“Major events generate significant economic impact for Glasgow; including spend in hotels, bars, restaurants and taxi; and additional charges such as this puts that all at risk. Some events may also see this charge as an insurmountable cost to operation, resulting in fewer events being held in the city.”

The promoter, who also organised T in the Park, called on the council to abandon its plans saying: “We don’t want to increase prices for any of our events, because ultimately it’s the fans who make them a success.”

“I hope that the Council will vote against the introduction of these charges, by considering the wider economic and societal implications they would have.”

Phil Bowdery, Chairman of the Concert Promoters Association, also spoke out, saying: “The introduction of an additional charge for those attending live music events in Glasgow poses a significant threat to the provision of live music in the city.

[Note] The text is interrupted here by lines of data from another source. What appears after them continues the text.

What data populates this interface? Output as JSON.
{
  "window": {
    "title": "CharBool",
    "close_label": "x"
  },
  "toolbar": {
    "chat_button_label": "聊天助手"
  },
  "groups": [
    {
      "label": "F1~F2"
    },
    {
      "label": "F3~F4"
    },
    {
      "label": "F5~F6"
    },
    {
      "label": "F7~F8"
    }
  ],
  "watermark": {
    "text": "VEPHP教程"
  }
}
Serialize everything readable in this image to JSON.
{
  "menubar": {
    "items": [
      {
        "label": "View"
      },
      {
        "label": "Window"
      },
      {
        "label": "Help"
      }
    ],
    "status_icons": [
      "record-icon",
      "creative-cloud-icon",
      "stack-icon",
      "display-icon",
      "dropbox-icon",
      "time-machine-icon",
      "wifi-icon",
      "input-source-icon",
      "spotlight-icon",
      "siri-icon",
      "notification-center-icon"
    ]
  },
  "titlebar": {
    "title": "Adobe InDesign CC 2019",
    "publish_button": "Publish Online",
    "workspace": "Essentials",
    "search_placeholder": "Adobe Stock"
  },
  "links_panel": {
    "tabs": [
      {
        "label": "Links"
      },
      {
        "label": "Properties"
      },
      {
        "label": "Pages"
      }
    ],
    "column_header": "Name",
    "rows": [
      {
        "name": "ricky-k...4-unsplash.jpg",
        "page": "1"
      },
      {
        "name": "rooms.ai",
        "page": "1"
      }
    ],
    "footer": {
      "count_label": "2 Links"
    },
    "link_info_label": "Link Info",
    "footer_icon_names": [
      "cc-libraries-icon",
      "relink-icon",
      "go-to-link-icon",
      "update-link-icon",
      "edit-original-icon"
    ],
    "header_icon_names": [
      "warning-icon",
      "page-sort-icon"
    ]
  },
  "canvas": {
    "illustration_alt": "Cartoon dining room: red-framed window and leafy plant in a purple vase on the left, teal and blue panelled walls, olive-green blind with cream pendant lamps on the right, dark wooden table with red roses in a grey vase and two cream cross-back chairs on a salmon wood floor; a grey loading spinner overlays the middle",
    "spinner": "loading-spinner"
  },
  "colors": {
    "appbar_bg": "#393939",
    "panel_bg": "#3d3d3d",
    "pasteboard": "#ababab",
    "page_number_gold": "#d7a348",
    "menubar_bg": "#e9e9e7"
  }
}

“Glasgow is a proud UNESCO City of Music, and we hope the Council will reconsider what looks to be a tax on music fans.”

Glasgow Councillor Anna Richardson said: “There is no better place for live music than Glasgow and the popularity of big events in our parks and open spaces is clear.

“To continue to hold successful events in a sustainable way, we need the consent and support of Glasgow’s citizens and that means helping everyone, from park users to neighbours, to share in the benefit.”